[Information provided — start]

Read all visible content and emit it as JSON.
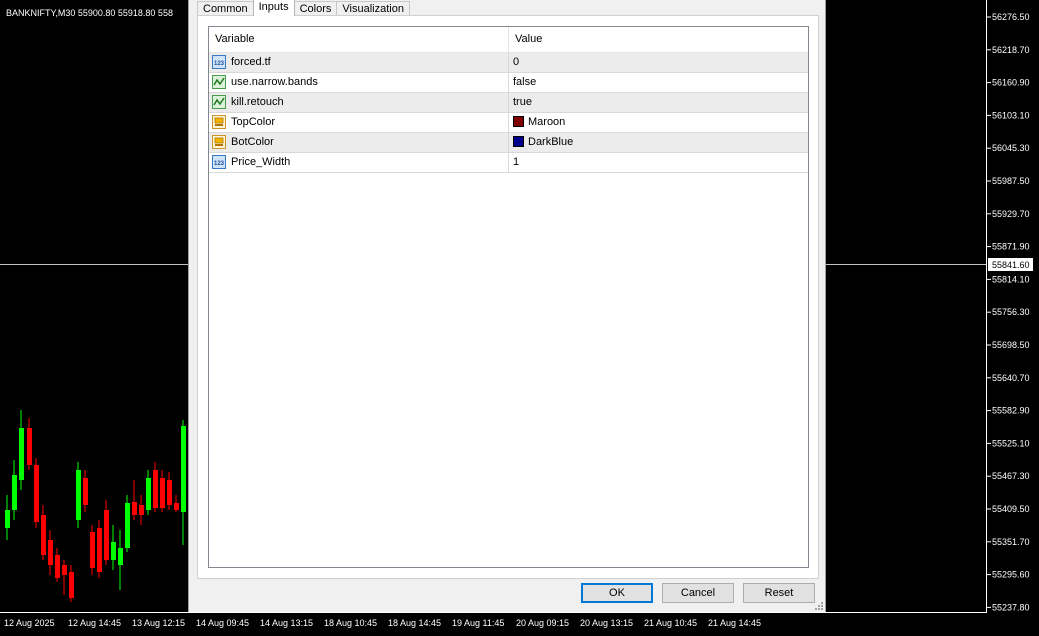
{
  "chart": {
    "title": "BANKNIFTY,M30  55900.80 55918.80 558",
    "price_ticks": [
      "56276.50",
      "56218.70",
      "56160.90",
      "56103.10",
      "56045.30",
      "55987.50",
      "55929.70",
      "55871.90",
      "55814.10",
      "55756.30",
      "55698.50",
      "55640.70",
      "55582.90",
      "55525.10",
      "55467.30",
      "55409.50",
      "55351.70",
      "55295.60",
      "55237.80"
    ],
    "current_price": "55841.60",
    "time_ticks": [
      "12 Aug 2025",
      "12 Aug 14:45",
      "13 Aug 12:15",
      "14 Aug 09:45",
      "14 Aug 13:15",
      "18 Aug 10:45",
      "18 Aug 14:45",
      "19 Aug 11:45",
      "20 Aug 09:15",
      "20 Aug 13:15",
      "21 Aug 10:45",
      "21 Aug 14:45"
    ],
    "colors": {
      "up": "#00ff00",
      "down": "#ff0000",
      "background": "#000000",
      "axis_text": "#ffffff"
    }
  },
  "dialog": {
    "tabs": [
      {
        "label": "Common",
        "active": false
      },
      {
        "label": "Inputs",
        "active": true
      },
      {
        "label": "Colors",
        "active": false
      },
      {
        "label": "Visualization",
        "active": false
      }
    ],
    "grid": {
      "headers": {
        "variable": "Variable",
        "value": "Value"
      },
      "rows": [
        {
          "icon": "number-icon",
          "variable": "forced.tf",
          "value": "0"
        },
        {
          "icon": "bool-icon",
          "variable": "use.narrow.bands",
          "value": "false"
        },
        {
          "icon": "bool-icon",
          "variable": "kill.retouch",
          "value": "true"
        },
        {
          "icon": "color-icon",
          "variable": "TopColor",
          "value": "Maroon",
          "swatch": "#800000"
        },
        {
          "icon": "color-icon",
          "variable": "BotColor",
          "value": "DarkBlue",
          "swatch": "#00008b"
        },
        {
          "icon": "number-icon",
          "variable": "Price_Width",
          "value": "1"
        }
      ]
    },
    "buttons": {
      "ok": "OK",
      "cancel": "Cancel",
      "reset": "Reset"
    }
  }
}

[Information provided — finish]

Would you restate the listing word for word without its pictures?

_Task response_
Read all visible content and emit it as JSON.
{
  "chart": {
    "title": "BANKNIFTY,M30  55900.80 55918.80 558",
    "price_ticks": [
      "56276.50",
      "56218.70",
      "56160.90",
      "56103.10",
      "56045.30",
      "55987.50",
      "55929.70",
      "55871.90",
      "55814.10",
      "55756.30",
      "55698.50",
      "55640.70",
      "55582.90",
      "55525.10",
      "55467.30",
      "55409.50",
      "55351.70",
      "55295.60",
      "55237.80"
    ],
    "current_price": "55841.60",
    "time_ticks": [
      "12 Aug 2025",
      "12 Aug 14:45",
      "13 Aug 12:15",
      "14 Aug 09:45",
      "14 Aug 13:15",
      "18 Aug 10:45",
      "18 Aug 14:45",
      "19 Aug 11:45",
      "20 Aug 09:15",
      "20 Aug 13:15",
      "21 Aug 10:45",
      "21 Aug 14:45"
    ],
    "colors": {
      "up": "#00ff00",
      "down": "#ff0000",
      "background": "#000000",
      "axis_text": "#ffffff"
    }
  },
  "dialog": {
    "tabs": [
      {
        "label": "Common",
        "active": false
      },
      {
        "label": "Inputs",
        "active": true
      },
      {
        "label": "Colors",
        "active": false
      },
      {
        "label": "Visualization",
        "active": false
      }
    ],
    "grid": {
      "headers": {
        "variable": "Variable",
        "value": "Value"
      },
      "rows": [
        {
          "icon": "number-icon",
          "variable": "forced.tf",
          "value": "0"
        },
        {
          "icon": "bool-icon",
          "variable": "use.narrow.bands",
          "value": "false"
        },
        {
          "icon": "bool-icon",
          "variable": "kill.retouch",
          "value": "true"
        },
        {
          "icon": "color-icon",
          "variable": "TopColor",
          "value": "Maroon",
          "swatch": "#800000"
        },
        {
          "icon": "color-icon",
          "variable": "BotColor",
          "value": "DarkBlue",
          "swatch": "#00008b"
        },
        {
          "icon": "number-icon",
          "variable": "Price_Width",
          "value": "1"
        }
      ]
    },
    "buttons": {
      "ok": "OK",
      "cancel": "Cancel",
      "reset": "Reset"
    }
  }
}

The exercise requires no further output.